How can IoT take over us?
And although we do not yet have superintelligent machines – legal, political, social, financial and other regulatory issues are so complex and widespread that it is necessary to look at them now from an IoT perspective. Then it will be possible to work with them safely in the next 10-20 years. Artificial intelligence is already a threat in its current form. And here are some of the possible risks of a super-smart IoT:
Autonomous weapon… AI can be programmed to kill. It can be assumed that the nuclear arms race will be replaced by a global autonomous arms race. The victorious country will rule the entire world.
In addition to the risk of the weapon gaining sentience upon activation, it will likely be difficult to disable or stop fighting.
Social manipulation… Offline algorithms are very effective in targeted social media marketing. They know who we are, what we like, and they know what we think.
Now the US continues to investigate the case Cambridge Analytica and other companies that used data from 50 million Facebook users to try to influence the outcome of the 2016 US presidential election and the UK Brexit referendum. If the accusations are correct, then this is a clear illustration of the use of AI for social manipulation. By spreading propaganda to people identified by algorithms and personal data, AI can target them and spread any information, in any format, that is most compelling to humans.
Violation of privacy… Now you can track and analyze every movement of a person on the Internet, as well as see when he is going about his daily activities. Cameras and face recognition algorithms are everywhere. Everyone already knows who you are. This type of information analysis is used in China: each citizen is given a personal score depending on their behavior – how they move around the streets, whether they smoke in the wrong places, how long they play video games, etc. When “Big Brother is watching you,” and then making decisions based on his data, is no longer just an invasion of privacy. This is social oppression.
Inconsistency between human and machine goals… Humans appreciate efficiency and effectiveness in AI machines.
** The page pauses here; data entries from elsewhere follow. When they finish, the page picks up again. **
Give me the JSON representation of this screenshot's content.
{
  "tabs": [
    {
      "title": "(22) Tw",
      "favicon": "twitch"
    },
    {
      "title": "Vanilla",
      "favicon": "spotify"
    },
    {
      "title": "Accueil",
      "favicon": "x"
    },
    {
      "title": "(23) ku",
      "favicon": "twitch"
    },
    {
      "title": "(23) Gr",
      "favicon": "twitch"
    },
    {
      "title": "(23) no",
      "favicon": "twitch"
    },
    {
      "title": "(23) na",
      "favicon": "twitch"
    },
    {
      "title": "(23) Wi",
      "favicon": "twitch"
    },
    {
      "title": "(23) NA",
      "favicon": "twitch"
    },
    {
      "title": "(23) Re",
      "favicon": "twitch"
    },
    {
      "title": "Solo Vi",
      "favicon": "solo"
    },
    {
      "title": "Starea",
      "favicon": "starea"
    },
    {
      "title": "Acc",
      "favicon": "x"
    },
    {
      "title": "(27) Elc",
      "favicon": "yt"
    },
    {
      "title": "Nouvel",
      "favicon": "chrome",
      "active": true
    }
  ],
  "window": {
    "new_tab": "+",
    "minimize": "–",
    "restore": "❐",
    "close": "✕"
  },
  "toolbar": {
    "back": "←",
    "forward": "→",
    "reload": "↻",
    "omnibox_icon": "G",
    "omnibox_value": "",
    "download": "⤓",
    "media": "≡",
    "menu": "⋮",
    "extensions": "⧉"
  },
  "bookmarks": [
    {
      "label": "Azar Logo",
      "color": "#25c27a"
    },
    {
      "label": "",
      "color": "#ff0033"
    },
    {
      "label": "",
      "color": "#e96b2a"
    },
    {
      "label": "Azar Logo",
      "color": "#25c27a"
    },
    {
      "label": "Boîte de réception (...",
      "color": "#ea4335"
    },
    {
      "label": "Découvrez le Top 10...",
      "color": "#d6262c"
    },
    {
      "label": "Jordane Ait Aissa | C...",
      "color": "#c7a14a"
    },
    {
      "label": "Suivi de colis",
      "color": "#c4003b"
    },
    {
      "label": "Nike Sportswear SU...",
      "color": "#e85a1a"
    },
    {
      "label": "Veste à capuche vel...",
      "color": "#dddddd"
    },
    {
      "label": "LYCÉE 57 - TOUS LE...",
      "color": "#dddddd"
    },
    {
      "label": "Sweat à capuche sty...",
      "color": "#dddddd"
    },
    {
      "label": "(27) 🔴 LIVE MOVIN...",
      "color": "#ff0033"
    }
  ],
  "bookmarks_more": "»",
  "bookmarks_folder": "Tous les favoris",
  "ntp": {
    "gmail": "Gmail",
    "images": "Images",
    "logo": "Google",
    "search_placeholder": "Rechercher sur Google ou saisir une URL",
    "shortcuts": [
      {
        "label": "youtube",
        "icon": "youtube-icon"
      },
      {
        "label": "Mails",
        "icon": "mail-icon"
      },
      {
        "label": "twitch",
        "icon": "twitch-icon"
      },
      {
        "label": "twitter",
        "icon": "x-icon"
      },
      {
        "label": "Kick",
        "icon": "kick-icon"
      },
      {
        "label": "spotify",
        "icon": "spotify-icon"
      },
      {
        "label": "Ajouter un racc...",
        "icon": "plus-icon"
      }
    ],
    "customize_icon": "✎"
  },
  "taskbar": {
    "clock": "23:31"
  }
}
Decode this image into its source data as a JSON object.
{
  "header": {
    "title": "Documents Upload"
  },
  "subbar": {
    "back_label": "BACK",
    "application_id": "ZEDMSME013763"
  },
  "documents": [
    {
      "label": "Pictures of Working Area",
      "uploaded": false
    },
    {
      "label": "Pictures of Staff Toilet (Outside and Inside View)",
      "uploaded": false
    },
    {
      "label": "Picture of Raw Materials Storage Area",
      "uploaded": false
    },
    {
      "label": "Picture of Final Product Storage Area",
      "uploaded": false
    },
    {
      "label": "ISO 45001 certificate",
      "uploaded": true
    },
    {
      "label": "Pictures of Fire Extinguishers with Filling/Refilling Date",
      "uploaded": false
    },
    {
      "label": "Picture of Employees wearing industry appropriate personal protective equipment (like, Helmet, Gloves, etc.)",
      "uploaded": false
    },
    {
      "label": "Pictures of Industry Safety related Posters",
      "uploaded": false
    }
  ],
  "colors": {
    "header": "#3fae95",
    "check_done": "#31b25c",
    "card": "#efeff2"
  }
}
But it can be dangerous if the goals of the machine are different from those of humans. For example, the command “get me to the airport as soon as possible” can have dire consequences for other road users. Yes, the car will efficiently fulfill its task – it will take you to the airport on time. But it can leave behind a train of accidents, fines and even … deaths!
Discrimination… Since machines can collect, track and analyze data, it is possible that they will start using information against you. It’s not hard to imagine annoying calls from an insurance company who found out that you recently had an accident. Or the employer who fired you based on your “social credit rating”.
The IoT industry appeared only in 2005. She needs time to “mature”. But at the same time, the period of its ripening is the “black earth” for hacker attacks. Therefore, companies are investing millions of dollars in hackathons studying IoT vulnerabilities.
Simply put, the top of the mountain will be companies that will provide security on IoT platforms and associated equipment, as well as those who will solve relevant business and consumer problems using IoT goods and services.
But any powerful technology, as we know, can be misused. Artificial intelligence works today for many good purposes. This includes making better medical diagnoses, finding new cancer treatments, and making cars safer. However, as the capabilities of artificial intelligence expand, we will also see it being used for dangerous or malicious purposes.